Exercise materials: Begin

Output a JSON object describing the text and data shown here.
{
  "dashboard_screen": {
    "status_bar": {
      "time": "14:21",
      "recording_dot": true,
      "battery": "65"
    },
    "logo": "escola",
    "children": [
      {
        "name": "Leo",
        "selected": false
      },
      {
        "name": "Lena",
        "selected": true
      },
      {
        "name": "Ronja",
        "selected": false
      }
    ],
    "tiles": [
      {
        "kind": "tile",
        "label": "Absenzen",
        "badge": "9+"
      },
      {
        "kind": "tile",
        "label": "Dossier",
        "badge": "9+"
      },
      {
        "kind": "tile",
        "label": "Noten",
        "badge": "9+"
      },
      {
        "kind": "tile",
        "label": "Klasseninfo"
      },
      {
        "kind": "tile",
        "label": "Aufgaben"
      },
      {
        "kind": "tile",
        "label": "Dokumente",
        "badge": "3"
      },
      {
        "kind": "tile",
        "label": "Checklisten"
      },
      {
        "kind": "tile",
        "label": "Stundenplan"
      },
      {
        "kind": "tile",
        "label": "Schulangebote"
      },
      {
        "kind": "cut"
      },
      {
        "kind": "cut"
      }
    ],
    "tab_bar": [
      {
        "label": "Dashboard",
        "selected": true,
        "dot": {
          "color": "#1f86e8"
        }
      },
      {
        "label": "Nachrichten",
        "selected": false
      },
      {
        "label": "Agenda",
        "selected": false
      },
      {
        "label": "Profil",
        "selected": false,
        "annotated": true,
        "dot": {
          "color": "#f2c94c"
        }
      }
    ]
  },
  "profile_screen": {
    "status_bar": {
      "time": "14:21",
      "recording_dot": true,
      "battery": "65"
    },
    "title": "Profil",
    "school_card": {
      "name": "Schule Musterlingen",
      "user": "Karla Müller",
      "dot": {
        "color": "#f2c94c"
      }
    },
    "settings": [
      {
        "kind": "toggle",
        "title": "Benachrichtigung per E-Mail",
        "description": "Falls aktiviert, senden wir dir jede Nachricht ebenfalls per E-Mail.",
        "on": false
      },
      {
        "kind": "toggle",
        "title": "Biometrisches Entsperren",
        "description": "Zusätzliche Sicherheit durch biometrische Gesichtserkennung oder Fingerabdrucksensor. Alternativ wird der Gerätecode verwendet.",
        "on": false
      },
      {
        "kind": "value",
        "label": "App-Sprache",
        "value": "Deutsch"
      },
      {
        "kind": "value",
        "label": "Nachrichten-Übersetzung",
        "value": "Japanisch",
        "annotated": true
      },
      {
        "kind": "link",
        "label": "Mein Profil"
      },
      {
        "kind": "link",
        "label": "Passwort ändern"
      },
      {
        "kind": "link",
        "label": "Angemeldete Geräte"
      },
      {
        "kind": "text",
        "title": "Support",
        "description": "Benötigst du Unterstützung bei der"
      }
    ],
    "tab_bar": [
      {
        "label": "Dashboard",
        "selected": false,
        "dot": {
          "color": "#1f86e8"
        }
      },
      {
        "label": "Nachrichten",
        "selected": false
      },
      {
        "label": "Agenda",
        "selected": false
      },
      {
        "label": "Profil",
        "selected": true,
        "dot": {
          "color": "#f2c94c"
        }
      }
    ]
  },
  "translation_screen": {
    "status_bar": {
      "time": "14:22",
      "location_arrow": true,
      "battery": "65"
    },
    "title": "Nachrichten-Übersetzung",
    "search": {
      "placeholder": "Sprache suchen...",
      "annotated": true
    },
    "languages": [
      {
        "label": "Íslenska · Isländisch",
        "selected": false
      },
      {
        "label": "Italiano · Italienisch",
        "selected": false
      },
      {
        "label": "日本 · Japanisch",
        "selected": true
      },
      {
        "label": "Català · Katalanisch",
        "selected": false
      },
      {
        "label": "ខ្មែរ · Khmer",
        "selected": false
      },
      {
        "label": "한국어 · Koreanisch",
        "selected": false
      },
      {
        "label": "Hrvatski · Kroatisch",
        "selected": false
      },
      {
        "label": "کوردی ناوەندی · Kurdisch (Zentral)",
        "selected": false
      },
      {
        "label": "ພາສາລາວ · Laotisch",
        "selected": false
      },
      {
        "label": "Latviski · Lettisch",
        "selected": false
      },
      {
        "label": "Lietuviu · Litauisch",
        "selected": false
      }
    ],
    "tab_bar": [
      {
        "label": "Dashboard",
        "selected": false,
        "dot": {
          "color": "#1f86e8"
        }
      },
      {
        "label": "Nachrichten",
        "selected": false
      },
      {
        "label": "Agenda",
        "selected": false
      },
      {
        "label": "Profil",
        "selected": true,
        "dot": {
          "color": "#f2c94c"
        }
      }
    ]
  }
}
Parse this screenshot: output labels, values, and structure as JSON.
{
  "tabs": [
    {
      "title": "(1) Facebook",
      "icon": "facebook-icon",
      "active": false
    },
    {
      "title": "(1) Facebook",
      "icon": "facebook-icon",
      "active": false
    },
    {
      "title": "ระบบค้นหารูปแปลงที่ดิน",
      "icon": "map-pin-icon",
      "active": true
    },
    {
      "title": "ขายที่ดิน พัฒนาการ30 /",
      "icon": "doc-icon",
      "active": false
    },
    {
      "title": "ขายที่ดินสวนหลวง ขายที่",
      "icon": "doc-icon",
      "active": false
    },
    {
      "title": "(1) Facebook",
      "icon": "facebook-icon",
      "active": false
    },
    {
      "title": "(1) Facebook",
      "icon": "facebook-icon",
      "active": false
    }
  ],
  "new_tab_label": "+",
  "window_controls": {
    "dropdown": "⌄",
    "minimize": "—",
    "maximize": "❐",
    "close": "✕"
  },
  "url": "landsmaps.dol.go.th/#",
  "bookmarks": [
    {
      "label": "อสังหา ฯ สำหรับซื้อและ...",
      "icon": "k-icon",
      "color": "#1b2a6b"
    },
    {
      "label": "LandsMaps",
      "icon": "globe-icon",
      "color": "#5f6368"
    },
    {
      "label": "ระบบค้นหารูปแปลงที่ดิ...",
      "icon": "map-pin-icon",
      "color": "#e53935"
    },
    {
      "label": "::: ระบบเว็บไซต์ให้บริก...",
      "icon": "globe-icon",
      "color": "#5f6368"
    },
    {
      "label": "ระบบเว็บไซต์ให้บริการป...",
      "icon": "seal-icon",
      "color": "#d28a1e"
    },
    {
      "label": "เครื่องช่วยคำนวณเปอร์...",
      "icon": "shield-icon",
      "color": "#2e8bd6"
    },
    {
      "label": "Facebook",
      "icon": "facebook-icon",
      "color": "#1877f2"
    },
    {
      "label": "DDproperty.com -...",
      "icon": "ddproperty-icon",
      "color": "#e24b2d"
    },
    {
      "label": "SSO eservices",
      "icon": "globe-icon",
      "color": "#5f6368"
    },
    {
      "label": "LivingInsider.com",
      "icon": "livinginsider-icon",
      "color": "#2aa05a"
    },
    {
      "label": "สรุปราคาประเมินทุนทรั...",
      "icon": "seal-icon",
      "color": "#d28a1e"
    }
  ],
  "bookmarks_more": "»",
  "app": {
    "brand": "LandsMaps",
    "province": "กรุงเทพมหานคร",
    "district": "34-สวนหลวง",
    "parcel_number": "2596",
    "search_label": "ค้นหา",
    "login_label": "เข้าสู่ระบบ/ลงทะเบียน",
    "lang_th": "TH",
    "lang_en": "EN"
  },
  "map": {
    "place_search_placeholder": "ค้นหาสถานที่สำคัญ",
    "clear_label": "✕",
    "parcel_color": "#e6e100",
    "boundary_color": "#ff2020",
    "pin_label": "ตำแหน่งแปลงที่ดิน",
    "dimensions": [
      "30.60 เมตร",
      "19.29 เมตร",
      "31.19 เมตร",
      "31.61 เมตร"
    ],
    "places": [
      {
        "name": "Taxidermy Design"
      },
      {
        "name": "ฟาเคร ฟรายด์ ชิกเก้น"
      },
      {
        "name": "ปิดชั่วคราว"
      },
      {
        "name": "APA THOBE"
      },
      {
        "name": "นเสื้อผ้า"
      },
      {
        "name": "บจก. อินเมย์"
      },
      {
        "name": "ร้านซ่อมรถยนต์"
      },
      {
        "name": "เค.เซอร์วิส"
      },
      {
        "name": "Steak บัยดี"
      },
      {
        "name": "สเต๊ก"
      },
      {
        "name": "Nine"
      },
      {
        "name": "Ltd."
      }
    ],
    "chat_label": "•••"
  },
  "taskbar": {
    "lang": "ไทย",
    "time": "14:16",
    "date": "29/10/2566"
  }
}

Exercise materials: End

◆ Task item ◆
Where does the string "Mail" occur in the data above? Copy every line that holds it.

◆ Response to this task ◆
        "title": "Benachrichtigung per E-Mail",
        "description": "Falls aktiviert, senden wir dir jede Nachricht ebenfalls per E-Mail.",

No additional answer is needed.